The Episcopal Church announced this week that it would be removing the words “man,” “woman,” and “procreation” from its marriage liturgy. Of course, the Episcopalians have long since removed Christ from their liturgy, so this latest move is no surprise.
I refer to them as the Episcopal Church only loosely. They are a church in the same way that the Church of Satan is a church. They are an anti-church. Rather than a body of Christian believers, they are a body of self-worshiping heretics. And a very small body at that.
Episcopalianism has been skidding into oblivion for decades now. They lost over 30% of their members during the ’90s. In this century, they’ve been losing about 2% a year. Today there are fewer Episcopalians in America than Jews or Mormons. This is significant because the latter groups have always been relatively small minorities in America, while the Episcopal church was once the largest church in the nation. It’s been all downhill since then.
What happened? You can easily track the church’s stunning decline over the past several decades and see that it corresponds to the church’s shedding of Christian orthodoxy in favor of liberal orthodoxy. It began, as always, with the embracing of birth control and divorce. Then they moved to the ordination of women. Then it was a straight line to the ordination of openly gay clergy and the approval of same sex marriage. Now there is nothing surprising about seeing a feminist Episcopal priest blessing an abortion clinic or a transgender priest leading a service in a church adorned with rainbow flags. And it is even less surprising to look around the church and notice that nobody is sitting in the pews.

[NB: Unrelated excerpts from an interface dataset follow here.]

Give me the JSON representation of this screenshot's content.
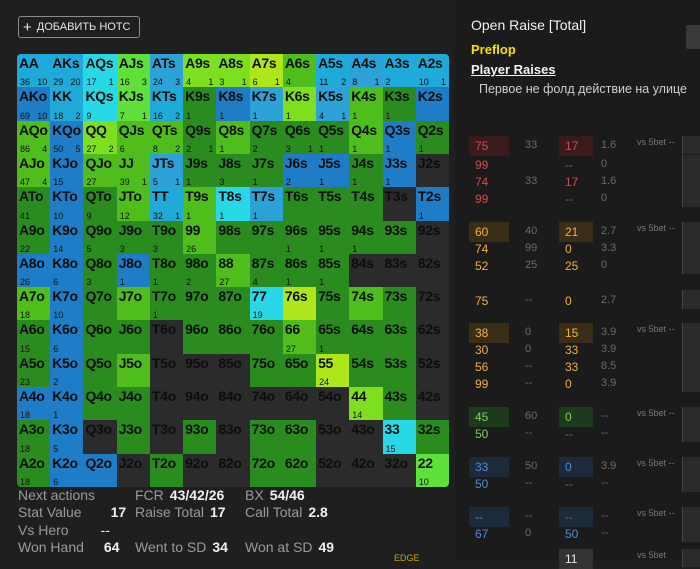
{
  "toolbar": {
    "add_note_label": "ДОБАВИТЬ НОТС"
  },
  "grid": {
    "cells": [
      {
        "h": "AA",
        "n": "36",
        "m": "10",
        "c": "#1faad9"
      },
      {
        "h": "AKs",
        "n": "29",
        "m": "20",
        "c": "#1faad9"
      },
      {
        "h": "AQs",
        "n": "17",
        "m": "1",
        "c": "#29d8e6"
      },
      {
        "h": "AJs",
        "n": "16",
        "m": "3",
        "c": "#5fe03a"
      },
      {
        "h": "ATs",
        "n": "24",
        "m": "3",
        "c": "#2da2d8"
      },
      {
        "h": "A9s",
        "n": "4",
        "m": "1",
        "c": "#7ddf1f"
      },
      {
        "h": "A8s",
        "n": "3",
        "m": "1",
        "c": "#7ddf1f"
      },
      {
        "h": "A7s",
        "n": "6",
        "m": "1",
        "c": "#aee61a"
      },
      {
        "h": "A6s",
        "n": "4",
        "m": "",
        "c": "#4fbd1b"
      },
      {
        "h": "A5s",
        "n": "11",
        "m": "2",
        "c": "#1faad9"
      },
      {
        "h": "A4s",
        "n": "8",
        "m": "1",
        "c": "#2da2d8"
      },
      {
        "h": "A3s",
        "n": "2",
        "m": "",
        "c": "#1faad9"
      },
      {
        "h": "A2s",
        "n": "10",
        "m": "1",
        "c": "#1faad9"
      },
      {
        "h": "AKo",
        "n": "69",
        "m": "10",
        "c": "#1f7dc8"
      },
      {
        "h": "KK",
        "n": "18",
        "m": "2",
        "c": "#1faad9"
      },
      {
        "h": "KQs",
        "n": "9",
        "m": "",
        "c": "#29d8e6"
      },
      {
        "h": "KJs",
        "n": "7",
        "m": "1",
        "c": "#5fe03a"
      },
      {
        "h": "KTs",
        "n": "16",
        "m": "2",
        "c": "#1faad9"
      },
      {
        "h": "K9s",
        "n": "1",
        "m": "",
        "c": "#2a8c1e"
      },
      {
        "h": "K8s",
        "n": "1",
        "m": "",
        "c": "#1f7dc8"
      },
      {
        "h": "K7s",
        "n": "1",
        "m": "",
        "c": "#2da2d8"
      },
      {
        "h": "K6s",
        "n": "1",
        "m": "",
        "c": "#7ddf1f"
      },
      {
        "h": "K5s",
        "n": "4",
        "m": "1",
        "c": "#2da2d8"
      },
      {
        "h": "K4s",
        "n": "1",
        "m": "",
        "c": "#4fbd1b"
      },
      {
        "h": "K3s",
        "n": "1",
        "m": "",
        "c": "#2a8c1e"
      },
      {
        "h": "K2s",
        "n": "",
        "m": "",
        "c": "#1f7dc8"
      },
      {
        "h": "AQo",
        "n": "86",
        "m": "4",
        "c": "#4fbd1b"
      },
      {
        "h": "KQo",
        "n": "50",
        "m": "5",
        "c": "#1f7dc8"
      },
      {
        "h": "QQ",
        "n": "27",
        "m": "2",
        "c": "#7ddf1f"
      },
      {
        "h": "QJs",
        "n": "6",
        "m": "",
        "c": "#4fbd1b"
      },
      {
        "h": "QTs",
        "n": "8",
        "m": "2",
        "c": "#4fbd1b"
      },
      {
        "h": "Q9s",
        "n": "2",
        "m": "1",
        "c": "#2a8c1e"
      },
      {
        "h": "Q8s",
        "n": "1",
        "m": "",
        "c": "#4fbd1b"
      },
      {
        "h": "Q7s",
        "n": "2",
        "m": "",
        "c": "#2a8c1e"
      },
      {
        "h": "Q6s",
        "n": "3",
        "m": "1",
        "c": "#2a8c1e"
      },
      {
        "h": "Q5s",
        "n": "1",
        "m": "",
        "c": "#2a8c1e"
      },
      {
        "h": "Q4s",
        "n": "1",
        "m": "",
        "c": "#4fbd1b"
      },
      {
        "h": "Q3s",
        "n": "1",
        "m": "",
        "c": "#1f7dc8"
      },
      {
        "h": "Q2s",
        "n": "1",
        "m": "",
        "c": "#2a8c1e"
      },
      {
        "h": "AJo",
        "n": "47",
        "m": "4",
        "c": "#4fbd1b"
      },
      {
        "h": "KJo",
        "n": "15",
        "m": "",
        "c": "#1f7dc8"
      },
      {
        "h": "QJo",
        "n": "27",
        "m": "",
        "c": "#4fbd1b"
      },
      {
        "h": "JJ",
        "n": "39",
        "m": "1",
        "c": "#4fbd1b"
      },
      {
        "h": "JTs",
        "n": "5",
        "m": "1",
        "c": "#2da2d8"
      },
      {
        "h": "J9s",
        "n": "1",
        "m": "",
        "c": "#2a8c1e"
      },
      {
        "h": "J8s",
        "n": "3",
        "m": "",
        "c": "#2a8c1e"
      },
      {
        "h": "J7s",
        "n": "1",
        "m": "",
        "c": "#2a8c1e"
      },
      {
        "h": "J6s",
        "n": "2",
        "m": "",
        "c": "#1f7dc8"
      },
      {
        "h": "J5s",
        "n": "1",
        "m": "",
        "c": "#1f7dc8"
      },
      {
        "h": "J4s",
        "n": "1",
        "m": "",
        "c": "#2a8c1e"
      },
      {
        "h": "J3s",
        "n": "1",
        "m": "",
        "c": "#1f7dc8"
      },
      {
        "h": "J2s",
        "n": "",
        "m": "",
        "c": "#2b2b2b"
      },
      {
        "h": "ATo",
        "n": "41",
        "m": "",
        "c": "#2a8c1e"
      },
      {
        "h": "KTo",
        "n": "10",
        "m": "",
        "c": "#1f7dc8"
      },
      {
        "h": "QTo",
        "n": "9",
        "m": "",
        "c": "#2a8c1e"
      },
      {
        "h": "JTo",
        "n": "12",
        "m": "",
        "c": "#4fbd1b"
      },
      {
        "h": "TT",
        "n": "32",
        "m": "1",
        "c": "#1faad9"
      },
      {
        "h": "T9s",
        "n": "1",
        "m": "",
        "c": "#4fbd1b"
      },
      {
        "h": "T8s",
        "n": "1",
        "m": "",
        "c": "#29d8e6"
      },
      {
        "h": "T7s",
        "n": "1",
        "m": "",
        "c": "#2da2d8"
      },
      {
        "h": "T6s",
        "n": "",
        "m": "",
        "c": "#2a8c1e"
      },
      {
        "h": "T5s",
        "n": "",
        "m": "",
        "c": "#2a8c1e"
      },
      {
        "h": "T4s",
        "n": "",
        "m": "",
        "c": "#2a8c1e"
      },
      {
        "h": "T3s",
        "n": "",
        "m": "",
        "c": "#2b2b2b"
      },
      {
        "h": "T2s",
        "n": "1",
        "m": "",
        "c": "#1f7dc8"
      },
      {
        "h": "A9o",
        "n": "22",
        "m": "",
        "c": "#2a8c1e"
      },
      {
        "h": "K9o",
        "n": "14",
        "m": "",
        "c": "#1f7dc8"
      },
      {
        "h": "Q9o",
        "n": "5",
        "m": "",
        "c": "#2a8c1e"
      },
      {
        "h": "J9o",
        "n": "3",
        "m": "",
        "c": "#2a8c1e"
      },
      {
        "h": "T9o",
        "n": "3",
        "m": "",
        "c": "#2a8c1e"
      },
      {
        "h": "99",
        "n": "26",
        "m": "",
        "c": "#4fbd1b"
      },
      {
        "h": "98s",
        "n": "",
        "m": "",
        "c": "#2a8c1e"
      },
      {
        "h": "97s",
        "n": "",
        "m": "",
        "c": "#2a8c1e"
      },
      {
        "h": "96s",
        "n": "1",
        "m": "",
        "c": "#2a8c1e"
      },
      {
        "h": "95s",
        "n": "1",
        "m": "",
        "c": "#2a8c1e"
      },
      {
        "h": "94s",
        "n": "1",
        "m": "",
        "c": "#2a8c1e"
      },
      {
        "h": "93s",
        "n": "",
        "m": "",
        "c": "#2a8c1e"
      },
      {
        "h": "92s",
        "n": "",
        "m": "",
        "c": "#2b2b2b"
      },
      {
        "h": "A8o",
        "n": "26",
        "m": "",
        "c": "#1f7dc8"
      },
      {
        "h": "K8o",
        "n": "6",
        "m": "",
        "c": "#1f7dc8"
      },
      {
        "h": "Q8o",
        "n": "3",
        "m": "",
        "c": "#2a8c1e"
      },
      {
        "h": "J8o",
        "n": "1",
        "m": "",
        "c": "#1f7dc8"
      },
      {
        "h": "T8o",
        "n": "1",
        "m": "",
        "c": "#2a8c1e"
      },
      {
        "h": "98o",
        "n": "2",
        "m": "",
        "c": "#2a8c1e"
      },
      {
        "h": "88",
        "n": "27",
        "m": "",
        "c": "#4fbd1b"
      },
      {
        "h": "87s",
        "n": "4",
        "m": "",
        "c": "#2a8c1e"
      },
      {
        "h": "86s",
        "n": "1",
        "m": "",
        "c": "#2a8c1e"
      },
      {
        "h": "85s",
        "n": "1",
        "m": "",
        "c": "#2a8c1e"
      },
      {
        "h": "84s",
        "n": "",
        "m": "",
        "c": "#2b2b2b"
      },
      {
        "h": "83s",
        "n": "",
        "m": "",
        "c": "#2b2b2b"
      },
      {
        "h": "82s",
        "n": "",
        "m": "",
        "c": "#2b2b2b"
      },
      {
        "h": "A7o",
        "n": "18",
        "m": "",
        "c": "#4fbd1b"
      },
      {
        "h": "K7o",
        "n": "10",
        "m": "",
        "c": "#1f7dc8"
      },
      {
        "h": "Q7o",
        "n": "",
        "m": "",
        "c": "#2a8c1e"
      },
      {
        "h": "J7o",
        "n": "",
        "m": "",
        "c": "#4fbd1b"
      },
      {
        "h": "T7o",
        "n": "1",
        "m": "",
        "c": "#2a8c1e"
      },
      {
        "h": "97o",
        "n": "",
        "m": "",
        "c": "#2a8c1e"
      },
      {
        "h": "87o",
        "n": "",
        "m": "",
        "c": "#2a8c1e"
      },
      {
        "h": "77",
        "n": "19",
        "m": "",
        "c": "#29d8e6"
      },
      {
        "h": "76s",
        "n": "",
        "m": "",
        "c": "#aee61a"
      },
      {
        "h": "75s",
        "n": "",
        "m": "",
        "c": "#2a8c1e"
      },
      {
        "h": "74s",
        "n": "",
        "m": "",
        "c": "#4fbd1b"
      },
      {
        "h": "73s",
        "n": "",
        "m": "",
        "c": "#2a8c1e"
      },
      {
        "h": "72s",
        "n": "",
        "m": "",
        "c": "#2b2b2b"
      },
      {
        "h": "A6o",
        "n": "15",
        "m": "",
        "c": "#2a8c1e"
      },
      {
        "h": "K6o",
        "n": "6",
        "m": "",
        "c": "#1f7dc8"
      },
      {
        "h": "Q6o",
        "n": "",
        "m": "",
        "c": "#2a8c1e"
      },
      {
        "h": "J6o",
        "n": "",
        "m": "",
        "c": "#2a8c1e"
      },
      {
        "h": "T6o",
        "n": "",
        "m": "",
        "c": "#2b2b2b"
      },
      {
        "h": "96o",
        "n": "",
        "m": "",
        "c": "#2a8c1e"
      },
      {
        "h": "86o",
        "n": "",
        "m": "",
        "c": "#2a8c1e"
      },
      {
        "h": "76o",
        "n": "",
        "m": "",
        "c": "#2a8c1e"
      },
      {
        "h": "66",
        "n": "27",
        "m": "",
        "c": "#4fbd1b"
      },
      {
        "h": "65s",
        "n": "1",
        "m": "",
        "c": "#2a8c1e"
      },
      {
        "h": "64s",
        "n": "",
        "m": "",
        "c": "#2a8c1e"
      },
      {
        "h": "63s",
        "n": "",
        "m": "",
        "c": "#2a8c1e"
      },
      {
        "h": "62s",
        "n": "",
        "m": "",
        "c": "#2b2b2b"
      },
      {
        "h": "A5o",
        "n": "23",
        "m": "",
        "c": "#2a8c1e"
      },
      {
        "h": "K5o",
        "n": "2",
        "m": "",
        "c": "#1f7dc8"
      },
      {
        "h": "Q5o",
        "n": "",
        "m": "",
        "c": "#2a8c1e"
      },
      {
        "h": "J5o",
        "n": "",
        "m": "",
        "c": "#4fbd1b"
      },
      {
        "h": "T5o",
        "n": "",
        "m": "",
        "c": "#2b2b2b"
      },
      {
        "h": "95o",
        "n": "",
        "m": "",
        "c": "#2b2b2b"
      },
      {
        "h": "85o",
        "n": "",
        "m": "",
        "c": "#2b2b2b"
      },
      {
        "h": "75o",
        "n": "",
        "m": "",
        "c": "#2a8c1e"
      },
      {
        "h": "65o",
        "n": "",
        "m": "",
        "c": "#2a8c1e"
      },
      {
        "h": "55",
        "n": "24",
        "m": "",
        "c": "#aee61a"
      },
      {
        "h": "54s",
        "n": "",
        "m": "",
        "c": "#2a8c1e"
      },
      {
        "h": "53s",
        "n": "",
        "m": "",
        "c": "#2a8c1e"
      },
      {
        "h": "52s",
        "n": "",
        "m": "",
        "c": "#2b2b2b"
      },
      {
        "h": "A4o",
        "n": "18",
        "m": "",
        "c": "#1f7dc8"
      },
      {
        "h": "K4o",
        "n": "1",
        "m": "",
        "c": "#1f7dc8"
      },
      {
        "h": "Q4o",
        "n": "",
        "m": "",
        "c": "#2a8c1e"
      },
      {
        "h": "J4o",
        "n": "",
        "m": "",
        "c": "#2a8c1e"
      },
      {
        "h": "T4o",
        "n": "",
        "m": "",
        "c": "#2b2b2b"
      },
      {
        "h": "94o",
        "n": "",
        "m": "",
        "c": "#2b2b2b"
      },
      {
        "h": "84o",
        "n": "",
        "m": "",
        "c": "#2b2b2b"
      },
      {
        "h": "74o",
        "n": "",
        "m": "",
        "c": "#2b2b2b"
      },
      {
        "h": "64o",
        "n": "",
        "m": "",
        "c": "#2b2b2b"
      },
      {
        "h": "54o",
        "n": "",
        "m": "",
        "c": "#2b2b2b"
      },
      {
        "h": "44",
        "n": "14",
        "m": "",
        "c": "#7ddf1f"
      },
      {
        "h": "43s",
        "n": "",
        "m": "",
        "c": "#2a8c1e"
      },
      {
        "h": "42s",
        "n": "",
        "m": "",
        "c": "#2b2b2b"
      },
      {
        "h": "A3o",
        "n": "18",
        "m": "",
        "c": "#2a8c1e"
      },
      {
        "h": "K3o",
        "n": "5",
        "m": "",
        "c": "#1f7dc8"
      },
      {
        "h": "Q3o",
        "n": "",
        "m": "",
        "c": "#2b2b2b"
      },
      {
        "h": "J3o",
        "n": "",
        "m": "",
        "c": "#2a8c1e"
      },
      {
        "h": "T3o",
        "n": "",
        "m": "",
        "c": "#2b2b2b"
      },
      {
        "h": "93o",
        "n": "",
        "m": "",
        "c": "#2a8c1e"
      },
      {
        "h": "83o",
        "n": "",
        "m": "",
        "c": "#2b2b2b"
      },
      {
        "h": "73o",
        "n": "",
        "m": "",
        "c": "#2a8c1e"
      },
      {
        "h": "63o",
        "n": "",
        "m": "",
        "c": "#2a8c1e"
      },
      {
        "h": "53o",
        "n": "",
        "m": "",
        "c": "#2b2b2b"
      },
      {
        "h": "43o",
        "n": "",
        "m": "",
        "c": "#2b2b2b"
      },
      {
        "h": "33",
        "n": "15",
        "m": "",
        "c": "#29d8e6"
      },
      {
        "h": "32s",
        "n": "",
        "m": "",
        "c": "#2a8c1e"
      },
      {
        "h": "A2o",
        "n": "18",
        "m": "",
        "c": "#2a8c1e"
      },
      {
        "h": "K2o",
        "n": "6",
        "m": "",
        "c": "#1f7dc8"
      },
      {
        "h": "Q2o",
        "n": "",
        "m": "",
        "c": "#1f7dc8"
      },
      {
        "h": "J2o",
        "n": "",
        "m": "",
        "c": "#2b2b2b"
      },
      {
        "h": "T2o",
        "n": "",
        "m": "",
        "c": "#2a8c1e"
      },
      {
        "h": "92o",
        "n": "",
        "m": "",
        "c": "#2b2b2b"
      },
      {
        "h": "82o",
        "n": "",
        "m": "",
        "c": "#2b2b2b"
      },
      {
        "h": "72o",
        "n": "",
        "m": "",
        "c": "#2a8c1e"
      },
      {
        "h": "62o",
        "n": "",
        "m": "",
        "c": "#2a8c1e"
      },
      {
        "h": "52o",
        "n": "",
        "m": "",
        "c": "#2b2b2b"
      },
      {
        "h": "42o",
        "n": "",
        "m": "",
        "c": "#2b2b2b"
      },
      {
        "h": "32o",
        "n": "",
        "m": "",
        "c": "#2b2b2b"
      },
      {
        "h": "22",
        "n": "10",
        "m": "",
        "c": "#5fe03a"
      }
    ]
  },
  "stats": {
    "next_actions": "Next actions",
    "fcr_label": "FCR",
    "fcr_val": "43/42/26",
    "bx_label": "BX",
    "bx_val": "54/46",
    "stat_value_label": "Stat Value",
    "stat_value": "17",
    "raise_total_label": "Raise Total",
    "raise_total": "17",
    "call_total_label": "Call Total",
    "call_total": "2.8",
    "vs_hero_label": "Vs Hero",
    "vs_hero": "--",
    "won_hand_label": "Won Hand",
    "won_hand": "64",
    "went_sd_label": "Went to SD",
    "went_sd": "34",
    "won_sd_label": "Won at SD",
    "won_sd": "49",
    "edge_label": "EDGE"
  },
  "panel": {
    "title": "Open Raise [Total]",
    "preflop": "Preflop",
    "player_raises": "Player Raises",
    "description": "Первое не фолд действие на улице"
  },
  "table_rows": [
    {
      "a": "75",
      "ac": "rd",
      "b": "33",
      "c": "17",
      "cc": "rd",
      "d": "1.6",
      "e": "vs 5bet --",
      "bg": "#3a1a1a",
      "bgc": "#3a1a1a"
    },
    {
      "a": "99",
      "ac": "rd",
      "b": "",
      "c": "--",
      "cc": "gy",
      "d": "0",
      "e": ""
    },
    {
      "a": "74",
      "ac": "rd",
      "b": "33",
      "c": "17",
      "cc": "rd",
      "d": "1.6",
      "e": ""
    },
    {
      "a": "99",
      "ac": "rd",
      "b": "",
      "c": "--",
      "cc": "gy",
      "d": "0",
      "e": ""
    },
    {
      "a": "60",
      "ac": "og",
      "b": "40",
      "c": "21",
      "cc": "og",
      "d": "2.7",
      "e": "vs 5bet --",
      "bg": "#3a2e18",
      "bgc": "#3a2e18"
    },
    {
      "a": "74",
      "ac": "og",
      "b": "99",
      "c": "0",
      "cc": "og",
      "d": "3.3",
      "e": ""
    },
    {
      "a": "52",
      "ac": "og",
      "b": "25",
      "c": "25",
      "cc": "og",
      "d": "0",
      "e": ""
    },
    {
      "a": "",
      "ac": "og",
      "b": "",
      "c": "",
      "cc": "og",
      "d": "",
      "e": ""
    },
    {
      "a": "75",
      "ac": "og",
      "b": "--",
      "c": "0",
      "cc": "og",
      "d": "2.7",
      "e": ""
    },
    {
      "a": "38",
      "ac": "og",
      "b": "0",
      "c": "15",
      "cc": "og",
      "d": "3.9",
      "e": "vs 5bet --",
      "bg": "#3a2e18",
      "bgc": "#3a2e18"
    },
    {
      "a": "30",
      "ac": "og",
      "b": "0",
      "c": "33",
      "cc": "og",
      "d": "3.9",
      "e": ""
    },
    {
      "a": "56",
      "ac": "og",
      "b": "--",
      "c": "33",
      "cc": "og",
      "d": "8.5",
      "e": ""
    },
    {
      "a": "99",
      "ac": "og",
      "b": "--",
      "c": "0",
      "cc": "og",
      "d": "3.9",
      "e": ""
    },
    {
      "a": "45",
      "ac": "gr",
      "b": "60",
      "c": "0",
      "cc": "gr",
      "d": "--",
      "e": "vs 5bet --",
      "bg": "#1d3a1d",
      "bgc": "#1d3a1d"
    },
    {
      "a": "50",
      "ac": "gr",
      "b": "--",
      "c": "--",
      "cc": "gy",
      "d": "--",
      "e": ""
    },
    {
      "a": "33",
      "ac": "bl",
      "b": "50",
      "c": "0",
      "cc": "bl",
      "d": "3.9",
      "e": "vs 5bet --",
      "bg": "#1d2a3a",
      "bgc": "#1d2a3a"
    },
    {
      "a": "50",
      "ac": "bl",
      "b": "--",
      "c": "--",
      "cc": "gy",
      "d": "--",
      "e": ""
    },
    {
      "a": "--",
      "ac": "bl",
      "b": "--",
      "c": "--",
      "cc": "gy",
      "d": "--",
      "e": "vs 5bet --",
      "bg": "#1d2a3a",
      "bgc": "#1d2a3a"
    },
    {
      "a": "67",
      "ac": "bl",
      "b": "0",
      "c": "50",
      "cc": "bl",
      "d": "--",
      "e": ""
    },
    {
      "a": "",
      "ac": "wh",
      "b": "",
      "c": "11",
      "cc": "wh",
      "d": "",
      "e": "vs 5bet",
      "bgc": "#333333"
    }
  ]
}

Why would they come and sit in the pews? What would be the point? The message of liberal Christianity is: “You’re perfectly fine exactly the way you are. Everything you’re doing is acceptable. Make no changes. Keep up the great work!” A weak person may be happy to hear that message, but they need not hear it twice. They need not come back for it week after week. They need only receive the affirmation and then continue along living just as they were before. Just as lost, just as confused, just as hopeless. The Episcopal Church, like any worldly church, has already given all it has to offer — which is nothing at all.
If a person wants worldliness, they can go literally anywhere to get it. If they want lectures on diversity and inclusion, they can stop by the Human Resources office at work, or maybe have a chat with a public school guidance counselor. If they want encouragement to continue in their sin, Satan is happy to use a whole variety of methods to communicate that encouragement. And most of those methods will be far more entertaining and enjoyable than anything the crusty old Episcopal Church can provide.
But if a person wants to pursue something higher; if he wants to be rescued from the dreariness of modern culture; if he wants to find his real and transcendent identity; if he wants to be challenged; if he wants meaning, then he has even less reason to turn to Episcopalianism or any similar variety of Christianity. It is not substantial enough. It is not different enough. It is not saying enough. It is not asking enough of him.
That is the great secret that “progressive” and “inclusive” Christian leaders are too high on the fumes of humanism to notice or understand. Religions grow when they expect more of their adherents, not less. Religions thrive when they provide a lifestyle that is radically different from the dull, hollow lifestyle provided by the world. People turn to religion for identity. And if all they find is more of the same, more of what caused them to go looking in the first place, they will not be converted. If a church wants to grow (and, more importantly, if it wants to save souls), it must have the boldness to completely and entirely reject the teachings of the world and preach instead the teachings of Christ.
The Episcopal Church has something to teach all Christians, it turns out. Look to them to learn how churches become irrelevant and useless. But whatever you do, don’t look to them to learn theology.